*** Opening INPUT RECORDS ***

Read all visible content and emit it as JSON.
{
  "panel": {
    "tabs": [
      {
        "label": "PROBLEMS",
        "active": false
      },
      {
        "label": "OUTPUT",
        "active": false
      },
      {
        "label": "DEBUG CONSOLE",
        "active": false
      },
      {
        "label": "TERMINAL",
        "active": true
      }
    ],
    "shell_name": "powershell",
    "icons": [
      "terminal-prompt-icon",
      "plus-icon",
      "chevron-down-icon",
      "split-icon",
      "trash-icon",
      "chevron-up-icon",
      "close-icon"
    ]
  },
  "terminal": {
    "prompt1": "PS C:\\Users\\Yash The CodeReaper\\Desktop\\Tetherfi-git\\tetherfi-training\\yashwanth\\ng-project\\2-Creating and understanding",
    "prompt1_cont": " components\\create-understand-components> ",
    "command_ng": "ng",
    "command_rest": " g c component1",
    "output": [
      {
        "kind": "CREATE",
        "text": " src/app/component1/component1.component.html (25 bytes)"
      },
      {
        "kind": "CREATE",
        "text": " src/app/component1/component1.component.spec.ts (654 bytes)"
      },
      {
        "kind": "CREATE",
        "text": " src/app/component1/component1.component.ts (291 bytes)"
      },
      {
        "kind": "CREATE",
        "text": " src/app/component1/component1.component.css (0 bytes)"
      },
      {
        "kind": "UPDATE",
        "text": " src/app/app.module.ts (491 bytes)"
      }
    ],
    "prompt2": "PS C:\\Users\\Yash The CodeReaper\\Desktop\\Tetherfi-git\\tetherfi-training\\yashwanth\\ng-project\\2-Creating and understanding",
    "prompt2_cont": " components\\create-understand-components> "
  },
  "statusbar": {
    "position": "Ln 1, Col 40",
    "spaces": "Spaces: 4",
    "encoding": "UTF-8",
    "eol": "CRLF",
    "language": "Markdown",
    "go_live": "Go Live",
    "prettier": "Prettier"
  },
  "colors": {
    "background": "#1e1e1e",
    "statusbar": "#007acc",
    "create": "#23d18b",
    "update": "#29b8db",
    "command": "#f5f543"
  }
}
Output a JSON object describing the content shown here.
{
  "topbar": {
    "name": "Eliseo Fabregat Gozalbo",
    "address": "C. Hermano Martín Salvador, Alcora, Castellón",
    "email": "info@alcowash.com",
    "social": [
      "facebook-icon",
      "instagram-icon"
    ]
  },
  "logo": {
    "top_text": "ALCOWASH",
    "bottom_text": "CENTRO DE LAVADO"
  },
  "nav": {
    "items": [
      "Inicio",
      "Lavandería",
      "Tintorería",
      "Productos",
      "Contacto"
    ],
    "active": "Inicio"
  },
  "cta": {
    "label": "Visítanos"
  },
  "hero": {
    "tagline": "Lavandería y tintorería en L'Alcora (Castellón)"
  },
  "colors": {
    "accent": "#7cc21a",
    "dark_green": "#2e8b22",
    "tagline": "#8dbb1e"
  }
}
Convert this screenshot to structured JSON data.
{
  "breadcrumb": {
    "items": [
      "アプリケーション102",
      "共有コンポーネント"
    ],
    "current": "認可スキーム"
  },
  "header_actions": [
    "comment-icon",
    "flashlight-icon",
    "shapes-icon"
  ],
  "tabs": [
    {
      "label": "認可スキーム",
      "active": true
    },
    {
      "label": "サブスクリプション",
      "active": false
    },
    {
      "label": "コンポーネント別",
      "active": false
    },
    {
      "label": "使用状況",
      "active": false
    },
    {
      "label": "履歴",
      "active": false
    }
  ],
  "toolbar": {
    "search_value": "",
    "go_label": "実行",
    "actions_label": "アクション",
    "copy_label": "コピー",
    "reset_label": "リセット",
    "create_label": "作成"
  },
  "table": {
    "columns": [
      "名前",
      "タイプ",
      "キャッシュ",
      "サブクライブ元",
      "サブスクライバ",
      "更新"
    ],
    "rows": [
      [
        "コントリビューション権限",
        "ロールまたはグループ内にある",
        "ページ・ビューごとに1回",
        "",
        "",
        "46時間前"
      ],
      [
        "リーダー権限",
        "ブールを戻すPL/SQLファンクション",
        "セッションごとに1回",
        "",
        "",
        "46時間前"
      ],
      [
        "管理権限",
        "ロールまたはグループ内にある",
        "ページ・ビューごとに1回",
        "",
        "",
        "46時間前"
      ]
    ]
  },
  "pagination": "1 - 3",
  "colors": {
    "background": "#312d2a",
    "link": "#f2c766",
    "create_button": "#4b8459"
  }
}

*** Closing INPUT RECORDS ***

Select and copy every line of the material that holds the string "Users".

» FINISHED TASK:
    "prompt1": "PS C:\\Users\\Yash The CodeReaper\\Desktop\\Tetherfi-git\\tetherfi-training\\yashwanth\\ng-project\\2-Creating and understanding",
    "prompt2": "PS C:\\Users\\Yash The CodeReaper\\Desktop\\Tetherfi-git\\tetherfi-training\\yashwanth\\ng-project\\2-Creating and understanding",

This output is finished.